In India, there are three types of residential status recognized by the income tax law: non-resident (NR), resident but not ordinarily resident (RNOR), and resident and ordinarily resident (ROR) . The rules for determining a person’s resident status for an Indian citizen or a person of Indian descent have been modified from FY21 onwards.
The Following Factors Are Taken Into Consideration by NRI Tax Consultant Pune While Determining a Person’s Resident Status:
It includes a person’s physical presence on the Indian soil during a financial year (FY), including workdays as well as off-days, and for the prior ten fiscal years (FYs) and beyond.
• Income derived from sources in India
The status of a resident changes with time, necessitating a new evaluation for each year. An individual who qualifies as a resident of India is subject to Indian taxation on their worldwide / global income and is required to report any foreign assets in the country’s income tax return (ITR) (ITR).
Earnings derived from India are subject to taxation for individuals who qualify as NR or NOR. These earnings are classified as “India derived incomes” and include the income accruing or arising in India, income considered to accrue or arise in India, and income received or deemed to be received in India. In addition, income accruing or originating outside India that is derived from businesses operating in or professions formed in India is also subject to taxation under the Non-Resident Ordinance (NOR).
Because of this, the income tax department has issued a circular stating that physical presence in India during the specified time period would not be taken into consideration for assessing tax residency status for the fiscal year 2020.
• 22 March 2020 to 31 March 2020 if they are unable to leave India on or before the 31 March 2020 deadline
• Detained in India on or after 1 March 2020 and evacuated from India on or before 31 March 2020, using a medical evacuation aircraft.
• From the start of the quarantine period until the date of departure
• Confined in India on or after 1 March 2020, and unable to leave the country on or before 31 March 2020 (both dates inclusive).
• The beginning of the quarantine period, which will last until 31 March 2020.
• Planned to travel out of India on an evacuation plane on or before 31 March 2020 from 22 March 2020 till the day of departure
Before investigating alternatives for avoiding double taxation, a person who finds themselves stranded in India due to the flight limitation should first determine their consult with NRI tax advisor in Pune and their resident status in India and their residency status under the applicable double taxation treaty.
The recent modifications to India’s tax residency regulations were meant to address instances of abuse or exploitation of the benefits afforded to non-resident Indians and permanent residents of India (NRIs/PIOs).
Whatever the case, the unexpected stay of some NRIs and PIOs in India due to the pandemic may have resulted in their altering their residence status for the fiscal year 2020-21, so subjecting them to possibly higher taxes in their home country.
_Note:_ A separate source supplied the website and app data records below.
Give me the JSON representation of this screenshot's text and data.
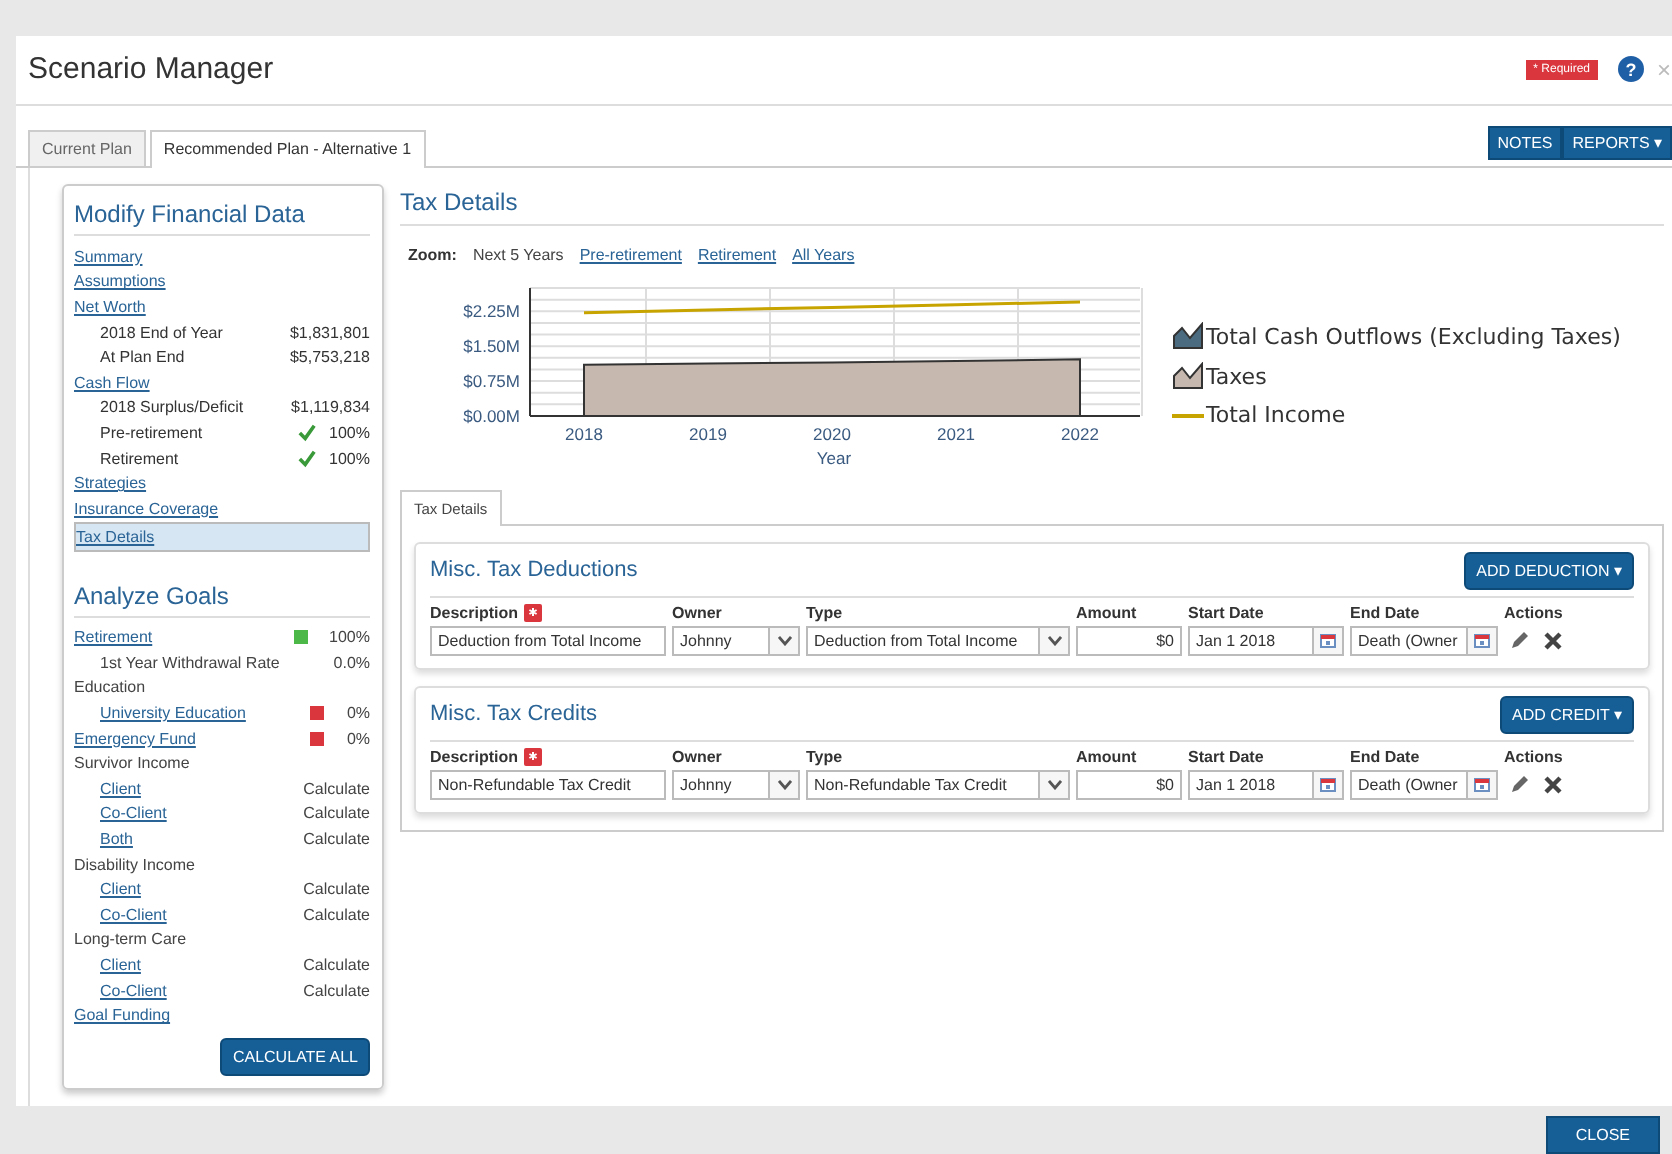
{
  "window": {
    "title": "Scenario Manager",
    "required_badge": "* Required",
    "help": "?",
    "close": "×"
  },
  "tabs": [
    {
      "label": "Current Plan",
      "selected": false
    },
    {
      "label": "Recommended Plan - Alternative 1",
      "selected": true
    }
  ],
  "toolbar": [
    "NOTES",
    "REPORTS ▾"
  ],
  "sidebar": {
    "modify": {
      "title": "Modify Financial Data",
      "items": [
        {
          "label": "Summary",
          "kind": "link",
          "selected": false
        },
        {
          "label": "Assumptions",
          "kind": "link",
          "selected": false
        },
        {
          "label": "Net Worth",
          "kind": "link",
          "selected": false,
          "children": [
            {
              "label": "2018 End of Year",
              "value": "$1,831,801"
            },
            {
              "label": "At Plan End",
              "value": "$5,753,218"
            }
          ]
        },
        {
          "label": "Cash Flow",
          "kind": "link",
          "selected": false,
          "children": [
            {
              "label": "2018 Surplus/Deficit",
              "value": "$1,119,834"
            },
            {
              "label": "Pre-retirement",
              "value": "100%",
              "check": true
            },
            {
              "label": "Retirement",
              "value": "100%",
              "check": true
            }
          ]
        },
        {
          "label": "Strategies",
          "kind": "link",
          "selected": false
        },
        {
          "label": "Insurance Coverage",
          "kind": "link",
          "selected": false
        },
        {
          "label": "Tax Details",
          "kind": "link",
          "selected": true
        }
      ]
    },
    "analyze": {
      "title": "Analyze Goals",
      "items": [
        {
          "label": "Retirement",
          "kind": "link",
          "value": "100%",
          "color": "#4cb848",
          "children": [
            {
              "label": "1st Year Withdrawal Rate",
              "kind": "text",
              "value": "0.0%"
            }
          ]
        },
        {
          "label": "Education",
          "kind": "text",
          "children": [
            {
              "label": "University Education",
              "kind": "link",
              "value": "0%",
              "color": "#d9363e"
            }
          ]
        },
        {
          "label": "Emergency Fund",
          "kind": "link",
          "value": "0%",
          "color": "#d9363e"
        },
        {
          "label": "Survivor Income",
          "kind": "text",
          "children": [
            {
              "label": "Client",
              "kind": "link",
              "value": "Calculate"
            },
            {
              "label": "Co-Client",
              "kind": "link",
              "value": "Calculate"
            },
            {
              "label": "Both",
              "kind": "link",
              "value": "Calculate"
            }
          ]
        },
        {
          "label": "Disability Income",
          "kind": "text",
          "children": [
            {
              "label": "Client",
              "kind": "link",
              "value": "Calculate"
            },
            {
              "label": "Co-Client",
              "kind": "link",
              "value": "Calculate"
            }
          ]
        },
        {
          "label": "Long-term Care",
          "kind": "text",
          "children": [
            {
              "label": "Client",
              "kind": "link",
              "value": "Calculate"
            },
            {
              "label": "Co-Client",
              "kind": "link",
              "value": "Calculate"
            }
          ]
        },
        {
          "label": "Goal Funding",
          "kind": "link"
        }
      ],
      "button": "CALCULATE ALL"
    }
  },
  "main": {
    "title": "Tax Details",
    "zoom_label": "Zoom:",
    "zoom_options": [
      {
        "label": "Next 5 Years",
        "selected": true
      },
      {
        "label": "Pre-retirement",
        "selected": false
      },
      {
        "label": "Retirement",
        "selected": false
      },
      {
        "label": "All Years",
        "selected": false
      }
    ],
    "chart_data": {
      "type": "area",
      "grid": true,
      "xlabel": "Year",
      "categories": [
        "2018",
        "2019",
        "2020",
        "2021",
        "2022"
      ],
      "ylim": [
        0,
        2.75
      ],
      "yticks": [
        {
          "value": 0,
          "label": "$0.00M"
        },
        {
          "value": 0.75,
          "label": "$0.75M"
        },
        {
          "value": 1.5,
          "label": "$1.50M"
        },
        {
          "value": 2.25,
          "label": "$2.25M"
        }
      ],
      "series": [
        {
          "name": "Total Cash Outflows (Excluding Taxes)",
          "color": "#4a6b80",
          "values": [
            null,
            null,
            null,
            null,
            null
          ]
        },
        {
          "name": "Taxes",
          "color": "#c6b8ae",
          "values": [
            1.1,
            1.13,
            1.15,
            1.18,
            1.22
          ]
        },
        {
          "name": "Total Income",
          "type": "line",
          "color": "#c8a400",
          "values": [
            2.22,
            2.28,
            2.33,
            2.39,
            2.45
          ]
        }
      ]
    },
    "sub_tab": {
      "label": "Tax Details",
      "selected": true
    },
    "sections": [
      {
        "title": "Misc. Tax Deductions",
        "button": "ADD DEDUCTION ▾",
        "columns": [
          "Description",
          "Owner",
          "Type",
          "Amount",
          "Start Date",
          "End Date",
          "Actions"
        ],
        "rows": [
          {
            "description": "Deduction from Total Income",
            "owner": "Johnny",
            "type": "Deduction from Total Income",
            "amount": "$0",
            "start_date": "Jan 1 2018",
            "end_date": "Death (Owner"
          }
        ]
      },
      {
        "title": "Misc. Tax Credits",
        "button": "ADD CREDIT ▾",
        "columns": [
          "Description",
          "Owner",
          "Type",
          "Amount",
          "Start Date",
          "End Date",
          "Actions"
        ],
        "rows": [
          {
            "description": "Non-Refundable Tax Credit",
            "owner": "Johnny",
            "type": "Non-Refundable Tax Credit",
            "amount": "$0",
            "start_date": "Jan 1 2018",
            "end_date": "Death (Owner"
          }
        ]
      }
    ]
  },
  "footer": {
    "button": "CLOSE"
  }
}
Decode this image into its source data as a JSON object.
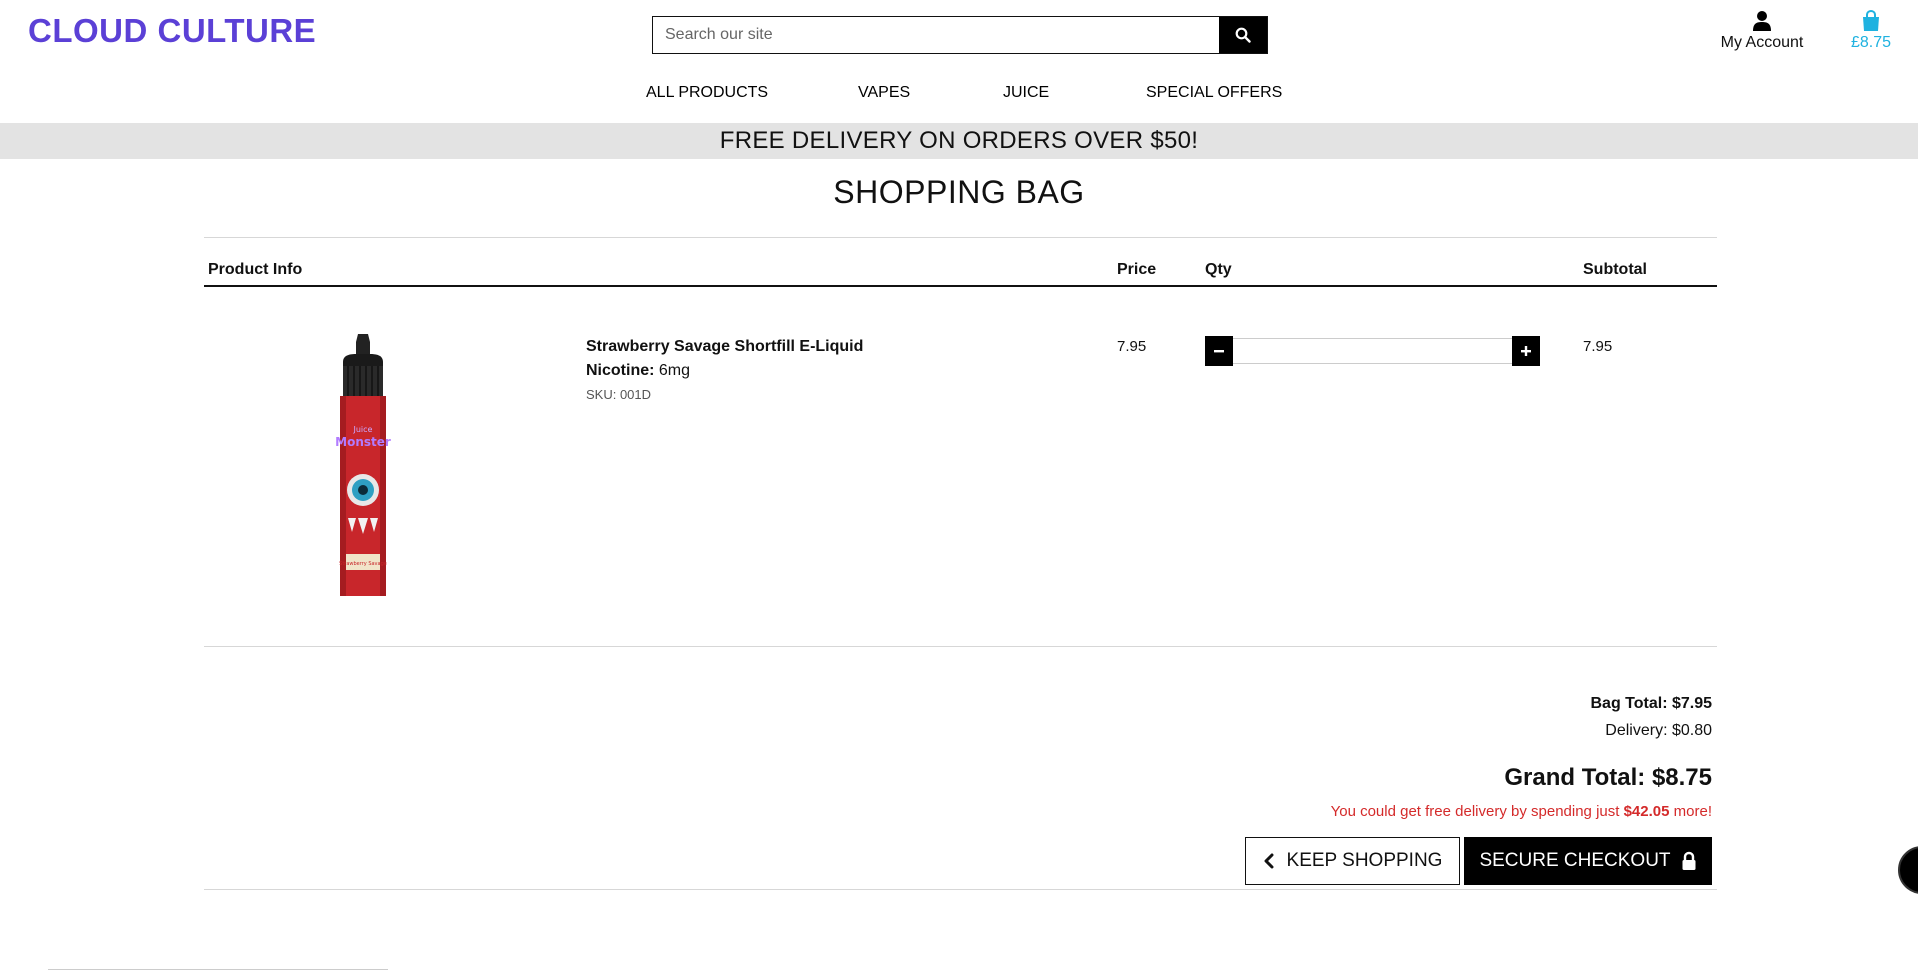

Furthermore, the new “deemed resident” status may put a spoke in the wheel of specific Indian high-net-worth individuals (HNIs) who have managed to spread their tax responsibility across many states.